What is a design and access statement?
With a few exceptions, all applications for planning permission and listed building consent need to be accompanied by a design and access statement. This needs to explain:
- The design principles and concepts that have been applied to the development - i.e. relating to the amount, layout, scale, landscaping and appearance of the development, and how the design of the development takes into account its context.
- How issues relating to access to the development have been dealt with - i.e. the policy adopted relating to access and how relevant development plan policies have been taken into account, whether any consultation has been undertaken, how any issues which might affect access have been addressed, how all prospective users will be able to gain access to and through the development, reasons for choosing the main points of access to the site and the layout of internal routes, and how features which ensure access will be maintained.
- In relation to all applications for affecting a historic asset (e.g. a listed building or conservation area), the design and access statement needs to provide a description of the significance of the historic asset and the impact of the proposal on that significance. The level of detail should be proportionate to the importance of the heritage asset and sufficient to understand the impact on its significance. For works to listed buildings, this needs to ensure the special architectural or historic importance of the building, any important physical features of the building, and its setting are taken into account. This is a requirement of Policy HE6 of PPS5, Planning for the Historic Environment. Further information can be found in the Historic Environment Planning Practice Guide, which can be downloaded from the right of the page. Applications which do not comply with this requirement will not be validated or progressed.
Applications which need to be accompanied by a design and access statement but are submitted without one will not be registered until the statement has been received. Although the length of statements needs to be proportionate to the scale and complexity of the proposed development, they must go into sufficient depth to illustrate the process that has led to the proposal and it needs to explain and justify the proposal in a structured way.

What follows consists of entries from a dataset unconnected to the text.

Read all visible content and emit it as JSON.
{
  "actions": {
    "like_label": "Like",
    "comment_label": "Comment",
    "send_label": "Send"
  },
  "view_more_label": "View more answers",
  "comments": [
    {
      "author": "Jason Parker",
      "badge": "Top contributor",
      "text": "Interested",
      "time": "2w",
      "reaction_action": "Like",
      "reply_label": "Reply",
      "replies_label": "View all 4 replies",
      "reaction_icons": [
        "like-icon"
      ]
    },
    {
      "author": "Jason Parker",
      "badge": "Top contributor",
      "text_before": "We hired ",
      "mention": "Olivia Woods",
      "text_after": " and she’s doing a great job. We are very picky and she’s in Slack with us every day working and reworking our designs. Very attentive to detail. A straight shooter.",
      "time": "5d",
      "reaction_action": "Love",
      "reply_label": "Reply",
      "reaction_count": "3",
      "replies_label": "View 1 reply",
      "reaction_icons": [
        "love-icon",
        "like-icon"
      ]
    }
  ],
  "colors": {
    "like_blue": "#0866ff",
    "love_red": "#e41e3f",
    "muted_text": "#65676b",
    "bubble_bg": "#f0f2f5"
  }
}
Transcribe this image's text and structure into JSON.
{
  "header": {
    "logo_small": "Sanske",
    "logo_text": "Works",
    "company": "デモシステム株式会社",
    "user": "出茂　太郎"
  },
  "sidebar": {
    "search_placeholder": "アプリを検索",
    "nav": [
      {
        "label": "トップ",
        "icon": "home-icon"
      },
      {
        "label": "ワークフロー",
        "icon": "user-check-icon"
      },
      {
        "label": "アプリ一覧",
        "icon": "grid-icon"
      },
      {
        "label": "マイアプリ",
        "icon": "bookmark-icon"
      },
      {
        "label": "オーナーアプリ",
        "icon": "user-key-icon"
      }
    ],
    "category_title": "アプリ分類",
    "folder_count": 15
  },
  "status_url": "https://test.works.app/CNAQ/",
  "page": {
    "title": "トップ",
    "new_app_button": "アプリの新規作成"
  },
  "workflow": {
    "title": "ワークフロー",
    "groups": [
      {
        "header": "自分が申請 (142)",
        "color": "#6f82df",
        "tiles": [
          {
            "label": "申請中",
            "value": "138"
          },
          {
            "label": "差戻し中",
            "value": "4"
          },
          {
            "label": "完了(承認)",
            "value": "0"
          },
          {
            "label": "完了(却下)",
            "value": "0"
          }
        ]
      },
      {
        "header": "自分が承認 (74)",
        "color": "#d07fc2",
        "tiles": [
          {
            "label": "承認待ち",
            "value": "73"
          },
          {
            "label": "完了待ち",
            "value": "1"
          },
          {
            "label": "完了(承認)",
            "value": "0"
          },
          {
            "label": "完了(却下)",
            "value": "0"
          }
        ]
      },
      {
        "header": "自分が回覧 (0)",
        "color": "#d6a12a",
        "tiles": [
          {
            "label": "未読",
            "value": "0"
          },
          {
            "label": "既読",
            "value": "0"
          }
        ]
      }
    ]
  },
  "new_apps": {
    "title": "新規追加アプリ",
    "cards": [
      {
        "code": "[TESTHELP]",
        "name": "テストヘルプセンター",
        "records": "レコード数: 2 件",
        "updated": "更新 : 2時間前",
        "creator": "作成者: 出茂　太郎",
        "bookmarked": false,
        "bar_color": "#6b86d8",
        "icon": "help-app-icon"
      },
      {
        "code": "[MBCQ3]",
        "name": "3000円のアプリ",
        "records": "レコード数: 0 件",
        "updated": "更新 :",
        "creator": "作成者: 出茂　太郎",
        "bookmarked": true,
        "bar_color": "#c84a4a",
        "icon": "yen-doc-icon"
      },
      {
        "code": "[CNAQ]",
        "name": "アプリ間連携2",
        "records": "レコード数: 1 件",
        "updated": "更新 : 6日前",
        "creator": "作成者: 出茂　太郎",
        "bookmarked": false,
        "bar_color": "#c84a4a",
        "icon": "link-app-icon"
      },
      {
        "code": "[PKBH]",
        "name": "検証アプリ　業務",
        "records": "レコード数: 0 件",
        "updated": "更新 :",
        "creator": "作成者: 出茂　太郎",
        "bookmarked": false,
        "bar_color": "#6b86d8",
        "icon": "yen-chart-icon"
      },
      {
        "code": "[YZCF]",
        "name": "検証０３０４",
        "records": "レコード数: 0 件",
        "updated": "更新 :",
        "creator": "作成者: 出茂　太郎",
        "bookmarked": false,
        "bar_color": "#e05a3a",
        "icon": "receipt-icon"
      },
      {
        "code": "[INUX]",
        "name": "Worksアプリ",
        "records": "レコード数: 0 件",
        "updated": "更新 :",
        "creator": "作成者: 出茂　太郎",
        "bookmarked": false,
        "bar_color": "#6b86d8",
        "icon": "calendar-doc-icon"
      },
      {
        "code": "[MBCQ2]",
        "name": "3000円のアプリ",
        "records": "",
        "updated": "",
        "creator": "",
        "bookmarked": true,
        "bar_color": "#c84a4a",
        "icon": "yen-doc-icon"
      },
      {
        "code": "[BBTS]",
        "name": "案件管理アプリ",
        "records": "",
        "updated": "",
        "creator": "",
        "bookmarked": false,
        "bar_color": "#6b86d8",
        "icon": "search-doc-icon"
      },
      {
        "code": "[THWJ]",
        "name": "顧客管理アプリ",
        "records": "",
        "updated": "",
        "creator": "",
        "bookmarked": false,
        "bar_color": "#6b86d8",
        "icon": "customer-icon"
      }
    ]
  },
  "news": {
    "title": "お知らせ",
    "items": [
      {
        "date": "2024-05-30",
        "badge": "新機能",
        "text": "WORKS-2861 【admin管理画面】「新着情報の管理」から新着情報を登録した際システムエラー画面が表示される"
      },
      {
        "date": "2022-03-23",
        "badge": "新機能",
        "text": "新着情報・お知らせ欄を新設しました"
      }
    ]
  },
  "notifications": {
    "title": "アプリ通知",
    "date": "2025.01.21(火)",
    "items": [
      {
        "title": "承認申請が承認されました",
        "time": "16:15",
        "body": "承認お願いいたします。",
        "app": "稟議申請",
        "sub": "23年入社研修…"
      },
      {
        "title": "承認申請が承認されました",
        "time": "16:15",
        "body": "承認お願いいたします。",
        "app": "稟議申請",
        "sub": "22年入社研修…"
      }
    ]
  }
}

The exceptions to the need to submit a design and access statement are:
i. engineering or mining operations
ii. development of an existing dwellinghouse, or development within the cartilage of a dwellinghouse for any purpose incidental to the enjoyment of the dwellinghouse, where no part of that dwellinghouse or cartilage is within a designated area
iii. a material change in the use of land or buildings, unless it also involves operational development
iv. extensions to the time limits for implementing existing planning permissions
v. development of an existing flat for any purpose incidental to the enjoyment of the flat as such, where no part of that flat is within a designated area
vi. the extension of an existing building used for non-domestic purposes where the floorspace created by the development does not exceed 100 square metres and where no part of the building or the development is within a designated area
vii. the erection, construction, improvement or alteration of a gate, fence, wall or other means of enclosure, up to 2m high or the height of the existing means of enclosure, whichever is the higher, where no part of the building or the development is within a designated area or the cartilage of a listed building
viii. development on operational land consisting of the erection of a building or structure up to 100 cubic metres in volume and 15m in height and where no part of the development is within a designated area
ix. the alteration of an existing building where the alteration does not increase the size of the building and where no part of the building or the development is within a designated area
x. the erection, alteration or replacement of plant or machinery where, as a result of the development, the height of the plant or machinery would not exceed the greater of 15 metres above ground level, or the height of the original plant or machinery, and where no part of the development is within a designated area; or
xi. development of land pursuant to section 73 (determination of applications to develop land without conditions previously attached) of the Town and Country Planning Act 1990
Last reviewed: 21 - 06 - 2011